Northwest NEWS

August 21, 2000

Editorial

County needs to replace buffer that was cut down

   In 1996, the King County Council reversed its policies on Fully Contained Communities (FCC) for a developer to save Redmond Ridge. Months later, the Council erased its reasons from the Comp Plan that explained its prohibition on FCCs, and no one on the Council blinked.

   That policy admitted that containment of any urban community in King County was impossible, but for this developer, that policy was reversed.

   Less than two months ago, the state GMA Board upheld the county's unsubstantiated reversal of its FCC policies (while finding the rest illegal) by arguing that perimeter buffers would contain the urbanization of Redmond Ridge. The Board majority, former King County Councilwoman Lois North, said that a buffer would prevent the adverse impacts of city congestion and noise on the rural neighborhoods that surround Redmond Ridge.

   But over the weekend, the required 100-foot-thick "opaque" buffer, required by the Redmond Ridge plat, was cut down by Quadrant between the new city and Novelty Hill Road.

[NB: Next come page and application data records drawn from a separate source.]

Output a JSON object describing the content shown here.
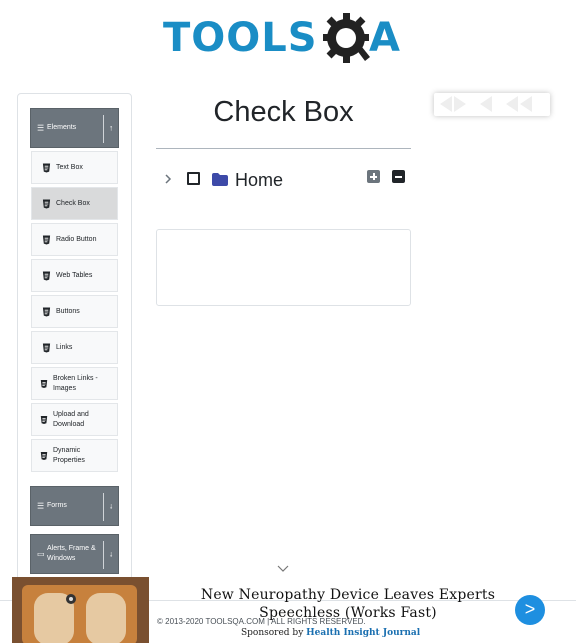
{
  "header": {
    "logo_main": "TOOLS",
    "logo_end": "A",
    "logo_q": "Q"
  },
  "sidebar": {
    "groups": [
      {
        "label": "Elements",
        "icon": "list-icon",
        "state": "expanded"
      },
      {
        "label": "Forms",
        "icon": "list-icon",
        "state": "collapsed"
      },
      {
        "label": "Alerts, Frame & Windows",
        "icon": "window-icon",
        "state": "collapsed"
      }
    ],
    "items": [
      {
        "label": "Text Box"
      },
      {
        "label": "Check Box",
        "active": true
      },
      {
        "label": "Radio Button"
      },
      {
        "label": "Web Tables"
      },
      {
        "label": "Buttons"
      },
      {
        "label": "Links"
      },
      {
        "label": "Broken Links - Images"
      },
      {
        "label": "Upload and Download"
      },
      {
        "label": "Dynamic Properties"
      }
    ]
  },
  "main": {
    "title": "Check Box",
    "tree": {
      "root_label": "Home",
      "checked": false,
      "expanded": false
    }
  },
  "footer": {
    "copyright": "© 2013-2020 TOOLSQA.COM | ALL RIGHTS RESERVED."
  },
  "ad": {
    "headline": "New Neuropathy Device Leaves Experts Speechless (Works Fast)",
    "sponsored_by": "Sponsored by",
    "sponsor_name": "Health Insight Journal",
    "next_label": ">"
  },
  "colors": {
    "accent": "#1a8dc5",
    "sidebar_header": "#6c757d",
    "ad_button": "#1e8fe0"
  }
}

Hundreds of mature trees that the county insisted would protect rural communities to the north are gone, and now Redmond Ridge's urbanization is already loose.

   From now on, rural residents will be forced to live alongside the shopping centers, apartment complexes, and offices, unless the county forces Weyerhaeuser to completely replace the buffer.

   Is there any chance that this county government, already known to have broken laws and cheated for Quadrant, will now stand up and act responsibly on behalf of the public?

Michael Costello, Redmond